**Data supplied**:

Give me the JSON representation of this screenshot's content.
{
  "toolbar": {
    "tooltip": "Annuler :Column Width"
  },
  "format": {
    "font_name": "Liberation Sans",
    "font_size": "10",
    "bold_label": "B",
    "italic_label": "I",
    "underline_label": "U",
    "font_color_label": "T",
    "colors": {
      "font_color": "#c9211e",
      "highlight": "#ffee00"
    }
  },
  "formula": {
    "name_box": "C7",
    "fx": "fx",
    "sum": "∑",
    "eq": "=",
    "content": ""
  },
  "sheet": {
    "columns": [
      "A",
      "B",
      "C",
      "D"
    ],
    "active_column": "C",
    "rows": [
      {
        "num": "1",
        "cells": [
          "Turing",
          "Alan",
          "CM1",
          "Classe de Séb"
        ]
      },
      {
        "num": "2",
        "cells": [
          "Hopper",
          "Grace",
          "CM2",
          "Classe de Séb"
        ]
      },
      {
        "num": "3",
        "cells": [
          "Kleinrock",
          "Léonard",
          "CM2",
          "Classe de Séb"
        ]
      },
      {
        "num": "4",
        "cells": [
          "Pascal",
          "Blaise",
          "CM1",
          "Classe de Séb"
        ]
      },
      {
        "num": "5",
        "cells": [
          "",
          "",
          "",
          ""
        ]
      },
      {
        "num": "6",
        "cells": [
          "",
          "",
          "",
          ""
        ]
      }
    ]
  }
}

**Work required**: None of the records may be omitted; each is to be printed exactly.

**Response box**:
Give me the JSON representation of this screenshot's content.
{
  "toolbar": {
    "tooltip": "Annuler :Column Width"
  },
  "format": {
    "font_name": "Liberation Sans",
    "font_size": "10",
    "bold_label": "B",
    "italic_label": "I",
    "underline_label": "U",
    "font_color_label": "T",
    "colors": {
      "font_color": "#c9211e",
      "highlight": "#ffee00"
    }
  },
  "formula": {
    "name_box": "C7",
    "fx": "fx",
    "sum": "∑",
    "eq": "=",
    "content": ""
  },
  "sheet": {
    "columns": [
      "A",
      "B",
      "C",
      "D"
    ],
    "active_column": "C",
    "rows": [
      {
        "num": "1",
        "cells": [
          "Turing",
          "Alan",
          "CM1",
          "Classe de Séb"
        ]
      },
      {
        "num": "2",
        "cells": [
          "Hopper",
          "Grace",
          "CM2",
          "Classe de Séb"
        ]
      },
      {
        "num": "3",
        "cells": [
          "Kleinrock",
          "Léonard",
          "CM2",
          "Classe de Séb"
        ]
      },
      {
        "num": "4",
        "cells": [
          "Pascal",
          "Blaise",
          "CM1",
          "Classe de Séb"
        ]
      },
      {
        "num": "5",
        "cells": [
          "",
          "",
          "",
          ""
        ]
      },
      {
        "num": "6",
        "cells": [
          "",
          "",
          "",
          ""
        ]
      }
    ]
  }
}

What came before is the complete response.